such as improved air and water quality and wildlife habitat.
Download the Checklist for
preparing a NJ FLA Woodland Management Plan.
Frequently Asked Questions
1. What are the basic qualifications of
the Farmland Assessment Act of 1964?
• The land must have been actively devoted
to agricultural or horticultural use for the two successive
years immediately preceding the tax year for which farmland
assessment is requested.
• The area must be at least five acres
• Gross sales of agricultural of horticultural
products - in addition to any payments received under
a soil conservation program - must average at least
$500 plus additional $5 per cropland acre and $.50 per
woodland acre for each acre over 5 or there must be
clear evidence of anticipated yearly gross sales and
such payments amounting to at least your minimum gross
2. What happens if the land has been assessed
for agricultural or horticultural use and the land use changes?
When land assessed under the act is changed to a use other
than agricultural or horticultural, it is subject to additional
or roll-back taxes. The land is subject to the payment of
roll-back taxes for the year in which the change in use
of the land occurs and in each of the immediately preceding
two tax years in which the land was assessed under the act.
3. Will there be more inspections on my
Yes. The Forest Service will Inspect your accomplishments
at least once every three years after the initial inspection.
4. What woodland owners are required to
have a woodland management plan (WMP) and program?
If your woodland acreage total is more than 50 percent of
your total agricultural and horticultural lands, you will
need a WMP to qualify your additional woodlands under the
act. (Exception: An owner claiming farmland farmland
assessment for wooded property exceeding the amount presumed
to be supportive and subordinate woodland must submit an
explanation and proof to the local assessor.)
5. Will I need a WMP for all my woodlands?
Technically, no. For example, if you have 50 acres of crop
land and 60 acres of woodland you would only be required
to prepare a plan for 10 acres. However, it is strongly
recommended that you have a WMP for all your woodlands.
6. Do I have to submit a WMP each year?
No. However, if a substantial revision is made at any time,
such as for selling part of the property or changing in
prescribed forestry activities, then a new WMP must be submitted
7. What is meant by a description of how
the property boundaries are or will be marked and delineated?
Property boundaries should be clearly defined by one or
a combination of the following features: stone walls, fence
lines, posters, paint marks, hedge rows, etc. The WMP should
describe what these boundary features are. Relying on corner
markers to identify boundaries will not be sufficient. If
they are not clear, boundaries should be marked within three

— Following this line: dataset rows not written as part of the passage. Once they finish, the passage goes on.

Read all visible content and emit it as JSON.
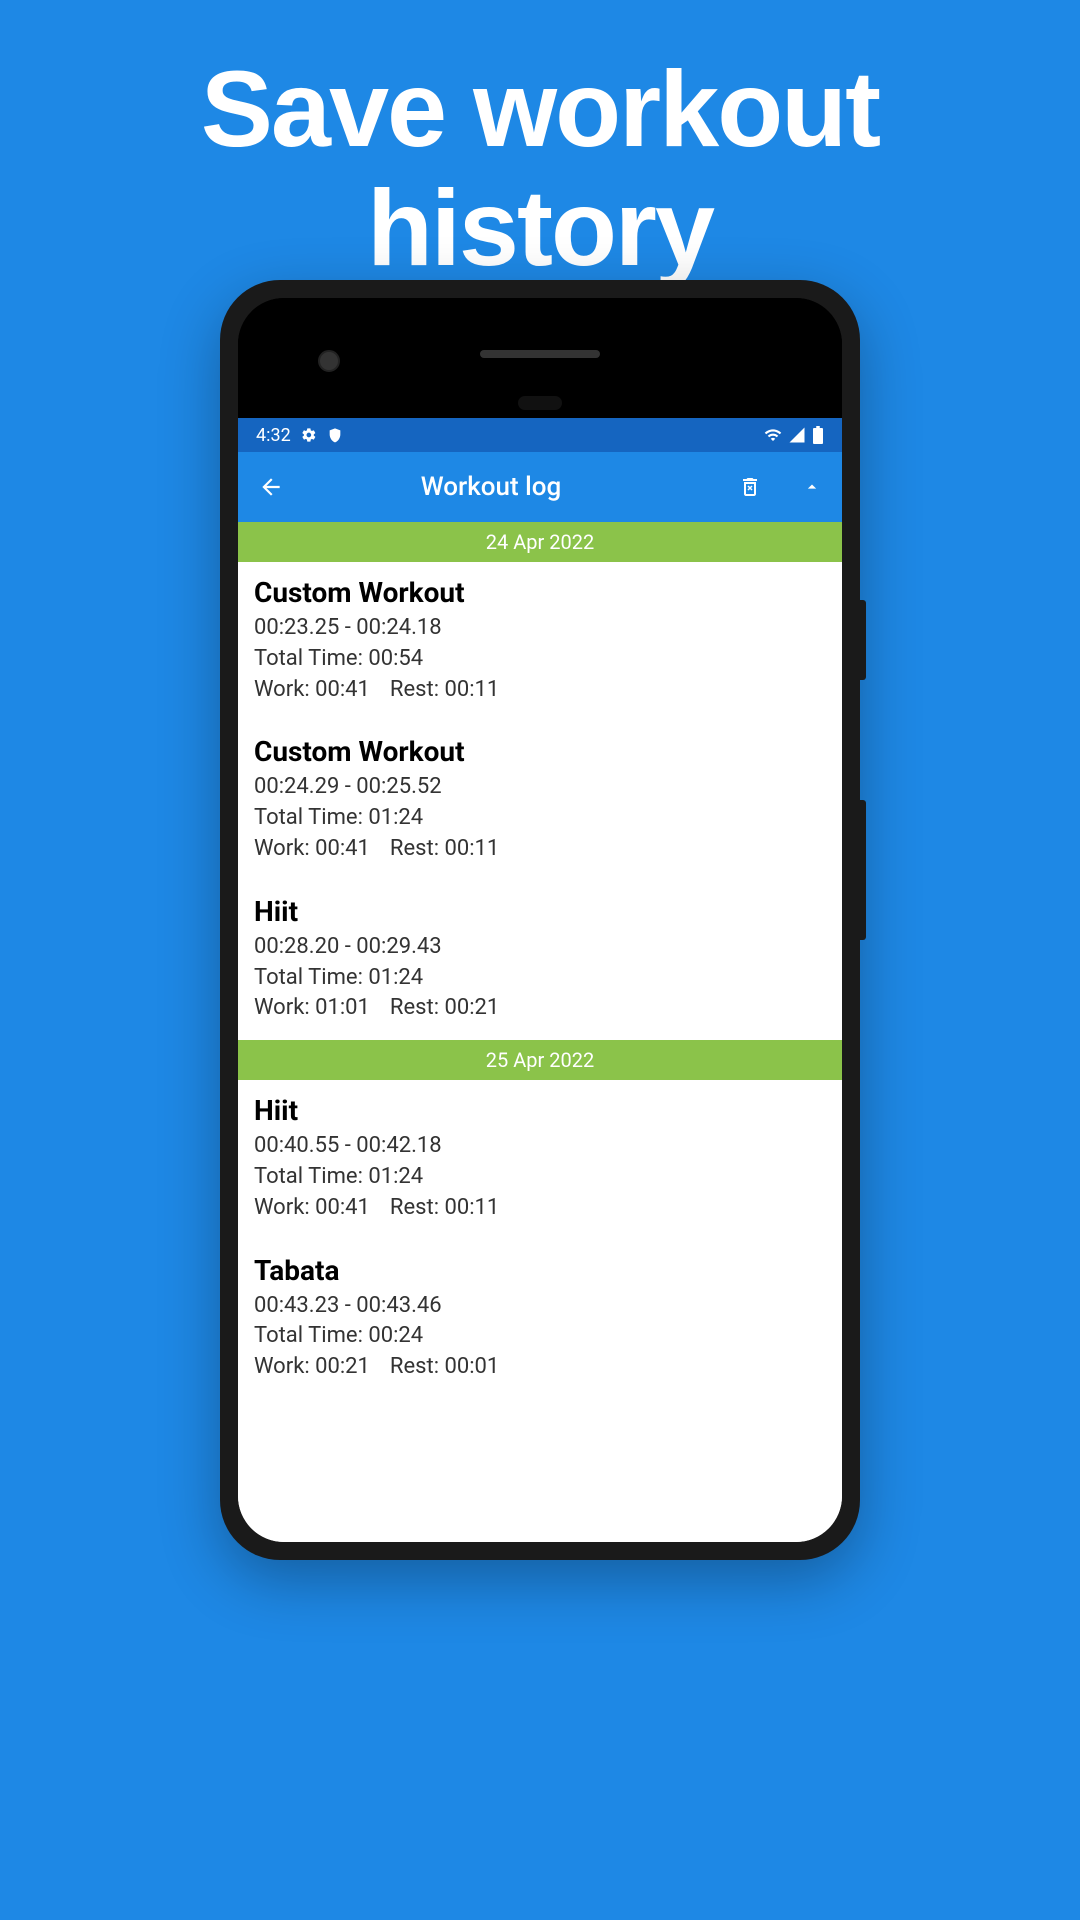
{
  "headline_line1": "Save workout",
  "headline_line2": "history",
  "status": {
    "time": "4:32"
  },
  "appbar": {
    "title": "Workout log"
  },
  "sections": [
    {
      "date": "24 Apr 2022",
      "entries": [
        {
          "title": "Custom Workout",
          "range": "00:23.25 - 00:24.18",
          "total": "Total Time: 00:54",
          "work": "Work: 00:41",
          "rest": "Rest: 00:11"
        },
        {
          "title": "Custom Workout",
          "range": "00:24.29 - 00:25.52",
          "total": "Total Time: 01:24",
          "work": "Work: 00:41",
          "rest": "Rest: 00:11"
        },
        {
          "title": "Hiit",
          "range": "00:28.20 - 00:29.43",
          "total": "Total Time: 01:24",
          "work": "Work: 01:01",
          "rest": "Rest: 00:21"
        }
      ]
    },
    {
      "date": "25 Apr 2022",
      "entries": [
        {
          "title": "Hiit",
          "range": "00:40.55 - 00:42.18",
          "total": "Total Time: 01:24",
          "work": "Work: 00:41",
          "rest": "Rest: 00:11"
        },
        {
          "title": "Tabata",
          "range": "00:43.23 - 00:43.46",
          "total": "Total Time: 00:24",
          "work": "Work: 00:21",
          "rest": "Rest: 00:01"
        }
      ]
    }
  ]
}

years from initial application of filed WMP.
8. What happens if my woodland was
under farmland assessment but fails to meet the conditions
set forth in N.J.A.C. 18:152.7?
Land that fails to meet the additional conditions during
the first year the conditions are imposed, will not be subject
to roll-back taxes, but will be treated as land for which
an annual application was not submitted.
9. What is a statement of the average
overall productivity capabilities of my woodland? State
how your woodlands will meet the gross sales income requirement
of the Farmland Assessment Act of 1964. The statement should
include where and how will derive your annual income of
$500 plus. This statement is most important when all income
received is derived from your woodlands.